A Chinhoyi University of Technology (CUT) student who hacked the university’s results database and upgraded his and seven other students’ grades is to represent Zimbabwe at a global technology summit in Switzerland.
Twenty-year-old Tatenda Christopher Chinyamakobvu is one of three students who aced a hackathon competition staged by the Postal and Telecommunications Regulatory Authority of Zimbabwe (POTRAZ) in Kadoma recently.
Together with Munyaradzi Muneka, and Elvin Kakomo, they developed an application that can be used to detect the occurrence of an accident, its magnitude and location to assist emergency responders.
His success came with a ticket to the #Hack4SmartSustainableCities conference organised by the International Telecommunications Union (ITU) and the United Nations Educational, Scientific and Cultural Organisation (UNESCO), which runs from April 5-6 in Geneva during the World Summit for the Information Society (WSIS) Forum.
During a hackathon, 50 to 100 coders or a data experts assemble in teams of between four to six people to imagine and create a solution for a defined problem. They collaborate during the time of the hackathon, usually 24 to 48 hours, to develop their ideas as far as possible in the hope that it can develop into something viable and useful.
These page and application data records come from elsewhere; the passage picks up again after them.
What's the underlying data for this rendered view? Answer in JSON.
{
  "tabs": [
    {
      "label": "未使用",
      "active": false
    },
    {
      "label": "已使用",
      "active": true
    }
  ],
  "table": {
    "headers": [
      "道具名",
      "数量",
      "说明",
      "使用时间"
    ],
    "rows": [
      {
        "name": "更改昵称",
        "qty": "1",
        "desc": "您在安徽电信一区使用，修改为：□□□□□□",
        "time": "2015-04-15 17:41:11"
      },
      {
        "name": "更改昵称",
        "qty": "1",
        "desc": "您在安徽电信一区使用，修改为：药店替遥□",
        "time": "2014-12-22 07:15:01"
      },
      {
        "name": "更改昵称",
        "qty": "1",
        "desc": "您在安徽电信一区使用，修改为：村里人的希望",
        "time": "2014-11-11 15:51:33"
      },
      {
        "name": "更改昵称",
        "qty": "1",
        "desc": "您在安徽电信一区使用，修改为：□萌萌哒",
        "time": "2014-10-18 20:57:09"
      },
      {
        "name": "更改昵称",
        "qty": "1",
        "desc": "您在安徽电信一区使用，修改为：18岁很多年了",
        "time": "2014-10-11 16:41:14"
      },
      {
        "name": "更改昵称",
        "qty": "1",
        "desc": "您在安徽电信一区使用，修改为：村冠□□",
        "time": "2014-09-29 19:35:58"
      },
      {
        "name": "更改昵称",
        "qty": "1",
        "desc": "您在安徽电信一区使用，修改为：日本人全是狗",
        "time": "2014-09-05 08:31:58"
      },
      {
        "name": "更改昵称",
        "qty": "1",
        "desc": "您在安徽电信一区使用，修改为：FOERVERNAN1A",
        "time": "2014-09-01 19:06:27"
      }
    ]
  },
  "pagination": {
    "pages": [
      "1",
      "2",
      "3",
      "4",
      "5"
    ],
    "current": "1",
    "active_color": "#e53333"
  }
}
Sometimes they even produce a prototype.
This year’s challenge is to identify and support innovative solutions to address cities’ challenges globally.
Chinyamakobvu’s selection to represent Zimbabwe emerged when his lawyer this week applied for his bail conditions to be relaxed, after the student was arrested and charged with eight counts of hacking.
Lawyer Tungamirai Chamutsa asked a Chinhoyi magistrate to alter Chinyamakobvu’s reporting conditions to the police, and to release his passport to enable him to prepare and travel for the summit.
The lawyer argued that Chinyamakobvu was not a flight risk as the state was catering for his travel expenses and stay in Switzerland.
The application was granted.
Prosecutors say Chinyamakobvu, a Level 2.2 Information and Technology student, first hacked into the CUT computers after failing a module during the August to December 2018 semester. To avoid a resit, he hacked into the university computer system and gave himself a pass.
He did the same for seven other students, charging anything between US$20 and US$80.
The system breach was noticed in January this year when the CUT Information Communication Technology director reportedly discovered that Chinyamakobvu had cooked his results.